“Everything can be solved given some consideration, but neither is it only a graphic task nor is it solely that of an architect; it requires an intermediary …TRANSFORMATION… But this is an old song I have already whistled and jingled to you in different variations.”
“The Functional City” exhibition in Amsterdam opened in July of 1935. Neurath was never credited anywhere, although some charts were modeled after his suggestions.
Two years later, however Neurath’s essay “Visual Representations of Architectural Problems,” published in Architectural Record in 1937 returned to the questions CIAM sought to address putting forward Neurath’s own objectives; first, the insistence on communicating through maps simply, and secondly, on engaging the conversation on city planning with the public in a pluralistic manner.

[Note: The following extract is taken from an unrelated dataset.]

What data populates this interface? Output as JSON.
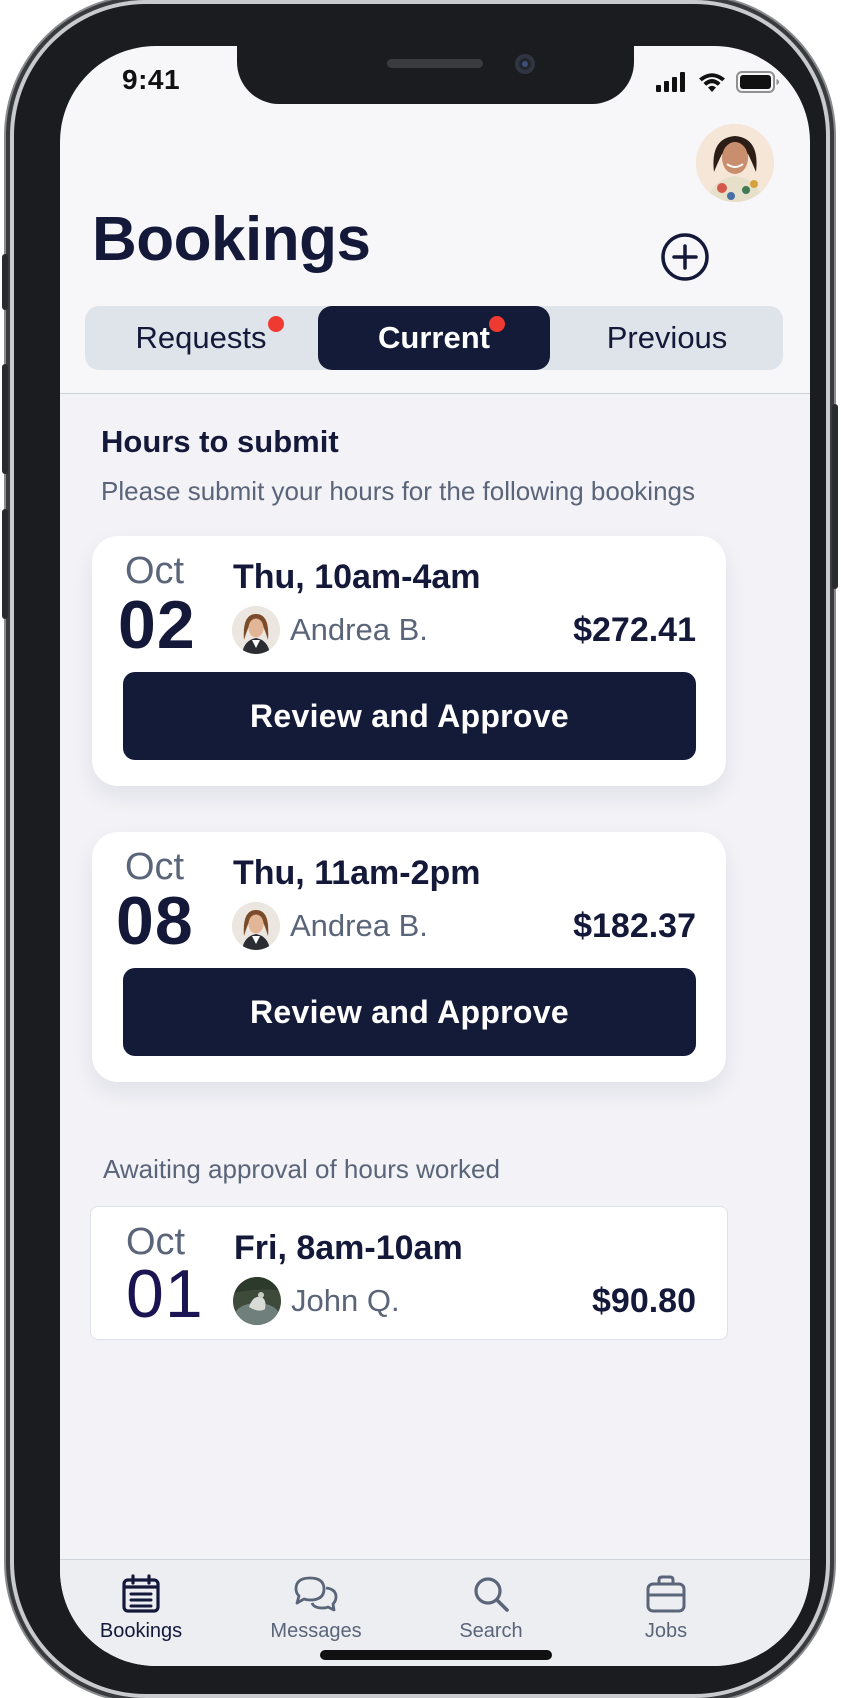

The city represented in the chart itself, in addition, embodied that pluralism as well; it was an abstracted cut out, a fragment of a city, that advocated for the urbanism Neurath had envisioned: as small town by the water, fifty percent greenery, fifty percent urban fabric, reminiscent of the Viennese outskirts and the endeavors with the settlement movement.
In addition, the chart stressed the city’s important cultural, social and economic institutions as well as working areas, leisure and housing zones, and systems of transportation. They all were perforated with hospitals, kindergartens and playgrounds as well as factories, harbors and railway stations. Neurath advocated for an urbanism that was fluid and vivid, an urbanism that encouraged street live, the house and the apartment as individual unit and that embraced such units in the larger network of the city.
In great contrast to modern architects of his generation he conceived of the city as unity of architecture and organization, which was structured around community. Although he had conceived of these ideas and had put them in operation already in Vienna in the 1920s, CIAM architects would not arrive at similar conclusions until 1953 and the works of Team 10, which were aimed at plurality and the incorporations of functions of social life.
Similarly, to his ideas on architecture, Neurath was also much ahead of his time when it came to governance and the orchestration of opinion. In 1941, he wrote:
“Orchestrating includes, that in principle opinions and attitudes of each individual can be accepted by the community. In this fashion, it could even occur that the assertion of a majority vote against a strong opposition remains an exception. Orchestration can sometimes be achieved is settling between the extremes or also in that both extremes are recognized by the other. For example when city planning is discussed and one third of the population wants small houses with gardens, but two thirds want large apartments, why should this be decided by a majority vote? Why not build for one third as small houses, and the other two-thirds large apartments?”
The lessons learned from the pluralism on Vienna encourage in the 1920s were unfortunately never explored. Neurath himself fled from Vienna early in 1934, first to The Hague and then further to England.
But his views on the city and on governance seem more important than ever, when despite typological diversification, stratification of society becomes increasingly blatant. In addition, Neurath’s conception of settlements and his views on “orchestration” might still bare relevance in thinking about the mechanisms of democracy in general.
After Neurath, one might ask, should not democracy, if not in the 20th century, then certainly in the 21st century have outgrown the principle of majority, and negotiate multiplicity?